Respirator masks are available in different forms to accommodate different environmental conditions, and to prevent inhalation of dangerous particulates and infectious airborne microorganisms. For example, the simplest type of respirator is the particulate mask that protects the nose and mouth from heavy amounts of dust that could significantly coat the lungs and cause serious breathing difficulties.
These masks would benefit those who are exposed to disasters that cause massive destruction to large buildings in heavily populated urban areas. Earthquakes or terrorists attacks such as the one that obliterated the Twin Towers in New York City in 2001 are examples of catastrophes demanding protection of the respiratory system by a particulate mask.
Other respirator masks called “N-95” masks are designed to filter out infectious airborne pathogens that cause serious diseases. Medical personnel working around people ill with viral or bacterial infections wear these masks made of three layers of microfibers that have been electrostatically enhanced to eliminate 95 percent of infectious microbes from penetrating a person's airway.
The innermost layer of an N-95 mask is fashioned from hypoallergenic, polypropylene cloth for added security and comfort. Between the first and third layer lies a “blown-web” fabric filter that also prevents nearly 95 percent of pathogens from entering a person's nose or mouth. Additionally, an outer layer made of active carbon material blocks out dangerous vapors.

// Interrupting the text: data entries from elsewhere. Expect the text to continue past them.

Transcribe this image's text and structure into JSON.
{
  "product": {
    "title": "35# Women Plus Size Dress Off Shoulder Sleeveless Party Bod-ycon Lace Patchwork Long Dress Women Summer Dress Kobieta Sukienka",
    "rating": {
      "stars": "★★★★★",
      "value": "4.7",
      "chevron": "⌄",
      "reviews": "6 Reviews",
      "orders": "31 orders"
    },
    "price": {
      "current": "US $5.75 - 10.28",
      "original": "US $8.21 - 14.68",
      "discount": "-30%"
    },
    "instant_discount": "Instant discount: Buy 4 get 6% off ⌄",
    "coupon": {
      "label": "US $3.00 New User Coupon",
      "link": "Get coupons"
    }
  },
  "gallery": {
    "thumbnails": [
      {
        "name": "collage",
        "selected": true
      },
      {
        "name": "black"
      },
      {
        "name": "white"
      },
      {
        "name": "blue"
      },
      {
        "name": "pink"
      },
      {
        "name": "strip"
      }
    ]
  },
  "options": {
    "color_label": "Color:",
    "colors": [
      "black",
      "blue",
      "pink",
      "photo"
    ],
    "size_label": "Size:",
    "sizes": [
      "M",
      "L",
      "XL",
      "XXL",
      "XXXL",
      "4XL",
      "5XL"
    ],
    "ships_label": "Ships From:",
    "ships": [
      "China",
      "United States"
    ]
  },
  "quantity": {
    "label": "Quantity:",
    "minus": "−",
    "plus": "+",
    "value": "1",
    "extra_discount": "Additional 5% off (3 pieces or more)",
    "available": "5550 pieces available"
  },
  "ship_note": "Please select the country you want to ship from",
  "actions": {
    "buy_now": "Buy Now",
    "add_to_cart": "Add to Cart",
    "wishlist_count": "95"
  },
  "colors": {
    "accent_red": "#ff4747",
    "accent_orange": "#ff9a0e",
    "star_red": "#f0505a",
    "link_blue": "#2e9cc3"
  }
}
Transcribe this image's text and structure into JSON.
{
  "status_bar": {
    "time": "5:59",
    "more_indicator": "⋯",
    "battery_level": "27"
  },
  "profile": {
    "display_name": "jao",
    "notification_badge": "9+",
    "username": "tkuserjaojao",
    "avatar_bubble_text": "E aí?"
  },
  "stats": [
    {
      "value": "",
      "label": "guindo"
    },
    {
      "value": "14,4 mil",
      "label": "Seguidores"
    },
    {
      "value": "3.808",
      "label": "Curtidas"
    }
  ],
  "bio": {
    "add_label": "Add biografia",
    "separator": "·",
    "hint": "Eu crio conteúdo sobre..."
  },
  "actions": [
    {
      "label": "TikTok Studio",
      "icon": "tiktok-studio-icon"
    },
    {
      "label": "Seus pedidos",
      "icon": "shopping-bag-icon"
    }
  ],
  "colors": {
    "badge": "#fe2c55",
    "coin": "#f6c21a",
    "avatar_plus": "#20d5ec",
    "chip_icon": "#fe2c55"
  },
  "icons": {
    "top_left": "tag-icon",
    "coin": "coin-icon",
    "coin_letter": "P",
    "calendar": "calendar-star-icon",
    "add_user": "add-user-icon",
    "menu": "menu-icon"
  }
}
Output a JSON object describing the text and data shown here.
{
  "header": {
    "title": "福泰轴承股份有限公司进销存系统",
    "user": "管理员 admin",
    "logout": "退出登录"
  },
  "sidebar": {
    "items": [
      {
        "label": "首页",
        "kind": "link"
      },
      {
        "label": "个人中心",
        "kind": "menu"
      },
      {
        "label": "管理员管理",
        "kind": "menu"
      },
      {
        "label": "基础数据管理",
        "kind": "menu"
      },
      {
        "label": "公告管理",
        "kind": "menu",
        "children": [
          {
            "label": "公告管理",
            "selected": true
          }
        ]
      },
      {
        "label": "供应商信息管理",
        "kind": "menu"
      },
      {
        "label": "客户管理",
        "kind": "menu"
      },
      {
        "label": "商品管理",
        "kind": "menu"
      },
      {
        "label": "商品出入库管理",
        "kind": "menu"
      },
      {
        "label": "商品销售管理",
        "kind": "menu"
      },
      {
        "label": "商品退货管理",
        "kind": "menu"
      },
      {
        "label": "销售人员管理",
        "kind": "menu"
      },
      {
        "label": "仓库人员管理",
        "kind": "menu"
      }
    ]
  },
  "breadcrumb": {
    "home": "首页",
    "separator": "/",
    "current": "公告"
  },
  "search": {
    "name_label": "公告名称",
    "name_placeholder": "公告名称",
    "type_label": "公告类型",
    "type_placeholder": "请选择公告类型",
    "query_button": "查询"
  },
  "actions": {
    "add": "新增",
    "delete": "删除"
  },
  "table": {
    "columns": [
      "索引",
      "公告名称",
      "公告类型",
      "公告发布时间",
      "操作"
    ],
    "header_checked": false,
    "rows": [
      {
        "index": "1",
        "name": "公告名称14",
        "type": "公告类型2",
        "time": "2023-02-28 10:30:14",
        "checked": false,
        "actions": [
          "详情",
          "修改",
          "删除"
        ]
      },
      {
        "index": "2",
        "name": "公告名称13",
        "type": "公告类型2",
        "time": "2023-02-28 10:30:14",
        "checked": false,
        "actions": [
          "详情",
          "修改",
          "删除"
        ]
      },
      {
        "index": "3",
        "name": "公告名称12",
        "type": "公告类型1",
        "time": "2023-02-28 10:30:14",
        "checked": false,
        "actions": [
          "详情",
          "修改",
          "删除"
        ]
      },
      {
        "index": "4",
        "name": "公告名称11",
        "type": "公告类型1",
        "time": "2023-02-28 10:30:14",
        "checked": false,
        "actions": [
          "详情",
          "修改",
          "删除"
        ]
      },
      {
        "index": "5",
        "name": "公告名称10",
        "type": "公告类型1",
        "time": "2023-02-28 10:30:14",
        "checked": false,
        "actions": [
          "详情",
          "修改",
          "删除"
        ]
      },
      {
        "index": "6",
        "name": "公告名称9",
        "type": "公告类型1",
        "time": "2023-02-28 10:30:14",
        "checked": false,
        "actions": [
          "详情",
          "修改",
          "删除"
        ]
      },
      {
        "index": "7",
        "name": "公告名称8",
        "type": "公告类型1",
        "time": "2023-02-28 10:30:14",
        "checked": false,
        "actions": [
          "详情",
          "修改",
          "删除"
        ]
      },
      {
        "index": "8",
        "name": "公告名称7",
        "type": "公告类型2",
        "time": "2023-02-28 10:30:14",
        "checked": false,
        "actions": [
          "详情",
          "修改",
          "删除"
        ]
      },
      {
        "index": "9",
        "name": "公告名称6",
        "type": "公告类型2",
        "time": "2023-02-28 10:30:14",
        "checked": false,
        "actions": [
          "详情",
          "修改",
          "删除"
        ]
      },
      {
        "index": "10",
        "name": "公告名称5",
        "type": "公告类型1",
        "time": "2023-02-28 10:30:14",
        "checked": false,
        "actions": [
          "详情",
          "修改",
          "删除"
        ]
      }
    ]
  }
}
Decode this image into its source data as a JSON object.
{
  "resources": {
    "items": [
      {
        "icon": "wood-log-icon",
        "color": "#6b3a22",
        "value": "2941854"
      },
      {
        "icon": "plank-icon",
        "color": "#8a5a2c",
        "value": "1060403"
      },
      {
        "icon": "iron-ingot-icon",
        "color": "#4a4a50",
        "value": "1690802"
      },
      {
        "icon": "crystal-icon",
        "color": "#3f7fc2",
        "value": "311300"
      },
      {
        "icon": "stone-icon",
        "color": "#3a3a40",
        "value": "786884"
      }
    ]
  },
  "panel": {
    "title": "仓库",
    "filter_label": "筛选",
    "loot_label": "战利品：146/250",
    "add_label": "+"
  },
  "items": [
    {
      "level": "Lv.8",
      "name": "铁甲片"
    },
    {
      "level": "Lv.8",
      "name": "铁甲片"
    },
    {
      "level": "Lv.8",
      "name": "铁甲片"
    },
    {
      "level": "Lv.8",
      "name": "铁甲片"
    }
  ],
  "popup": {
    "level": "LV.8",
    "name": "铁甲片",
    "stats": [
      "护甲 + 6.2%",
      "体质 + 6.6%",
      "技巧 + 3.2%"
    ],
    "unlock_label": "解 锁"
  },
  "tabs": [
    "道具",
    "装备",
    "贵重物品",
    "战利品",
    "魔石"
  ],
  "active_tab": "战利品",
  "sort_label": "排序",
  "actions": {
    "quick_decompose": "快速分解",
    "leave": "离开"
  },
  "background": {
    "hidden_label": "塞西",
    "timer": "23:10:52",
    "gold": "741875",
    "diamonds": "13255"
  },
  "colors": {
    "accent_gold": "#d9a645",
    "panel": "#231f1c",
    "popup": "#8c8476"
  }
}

All respirator masks that are stamped with the “N95” mark have been certified by the U.S. NIOSH (National Institute for Occupational Safety and Hazard), which is part of the CDC (Centers for Disease Control and Prevention) based in Atlanta, Georgia. NIOSH performs research and oversees the prevention of injuries and illnesses resulting from work-related conditions existing in most U.S. work places.
Guidelines used by NIOSH for rating filter masks include the following:
Although surgical masks and respirator masks resemble each other in appearance, they present a major contrast to each other in regards to protecting the mouth and nose from potentially harmful fluids. While filter masks such as N95s protect users from airborne particulates, surgical masks are meant to protect fluids from splashing onto the face.
Bodily fluids like blood, saliva and infectious pus contain vast amounts of viruses and bacteria that can produce sickness if allowed to enter another person's body via nose, mouth or skin abrasion. Materials used to make surgical masks do not protect users from inhaling airborne pathogens.
If a nuclear detonation occurred producing substantial fallout that cannot be avoided, wearing N95 or N100 masks can help reduce the amount of radioactive particulates inhaled. If fully inhaled without any type of protection, these fallout particulates will enter the body and begin deteriorating internal organs immediately. Gas masks that possess a nuclear, biological and chemical rating (NBC rating) offer the best protection when venturing into an area replete with nuclear fallout.
N95 filter masks are available at Be Prepared in convenient boxes containing 10 masks each. These “valved” N95 masks are equipped with an exhalation valve that makes it easier to speak and breathe while wearing them. Designed to fit facial contours and approved by NIOSH, N95 masks protect against airborne particulates and meet tuberculosis exposure guidelines enacted by the CDC.
After respirator masks are worn and used one time, they should be thrown away regardless if they appear dirty or if they were actually exposed to pathogens or particulates. Also, masks should never be shared with another individual as the danger of contamination is always present even in the most sterile of conditions.